Information provided
:::

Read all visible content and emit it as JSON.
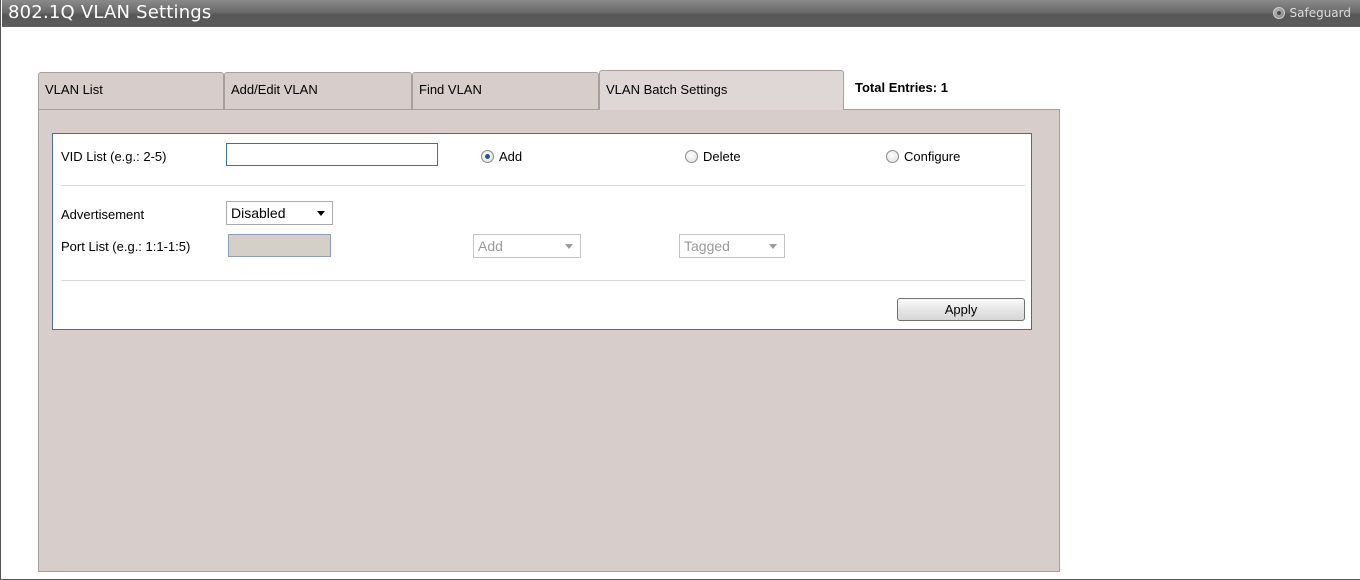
{
  "header": {
    "title": "802.1Q VLAN Settings",
    "safeguard_label": "Safeguard"
  },
  "tabs": [
    {
      "label": "VLAN List",
      "active": false
    },
    {
      "label": "Add/Edit VLAN",
      "active": false
    },
    {
      "label": "Find VLAN",
      "active": false
    },
    {
      "label": "VLAN Batch Settings",
      "active": true
    }
  ],
  "total_entries": "Total Entries: 1",
  "form": {
    "vid_list_label": "VID List (e.g.: 2-5)",
    "vid_list_value": "",
    "action_options": [
      {
        "label": "Add",
        "checked": true
      },
      {
        "label": "Delete",
        "checked": false
      },
      {
        "label": "Configure",
        "checked": false
      }
    ],
    "advertisement_label": "Advertisement",
    "advertisement_value": "Disabled",
    "port_list_label": "Port List (e.g.: 1:1-1:5)",
    "port_list_value": "",
    "port_action_value": "Add",
    "port_tag_value": "Tagged",
    "apply_label": "Apply"
  },
  "colors": {
    "title_bar": "#6a6a6a",
    "tab_background": "#d7cdcb",
    "panel_border": "#4a6d97",
    "radio_selected": "#2d4f9e"
  }
}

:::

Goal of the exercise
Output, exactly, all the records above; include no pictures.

Your solution
Read all visible content and emit it as JSON.
{
  "header": {
    "title": "802.1Q VLAN Settings",
    "safeguard_label": "Safeguard"
  },
  "tabs": [
    {
      "label": "VLAN List",
      "active": false
    },
    {
      "label": "Add/Edit VLAN",
      "active": false
    },
    {
      "label": "Find VLAN",
      "active": false
    },
    {
      "label": "VLAN Batch Settings",
      "active": true
    }
  ],
  "total_entries": "Total Entries: 1",
  "form": {
    "vid_list_label": "VID List (e.g.: 2-5)",
    "vid_list_value": "",
    "action_options": [
      {
        "label": "Add",
        "checked": true
      },
      {
        "label": "Delete",
        "checked": false
      },
      {
        "label": "Configure",
        "checked": false
      }
    ],
    "advertisement_label": "Advertisement",
    "advertisement_value": "Disabled",
    "port_list_label": "Port List (e.g.: 1:1-1:5)",
    "port_list_value": "",
    "port_action_value": "Add",
    "port_tag_value": "Tagged",
    "apply_label": "Apply"
  },
  "colors": {
    "title_bar": "#6a6a6a",
    "tab_background": "#d7cdcb",
    "panel_border": "#4a6d97",
    "radio_selected": "#2d4f9e"
  }
}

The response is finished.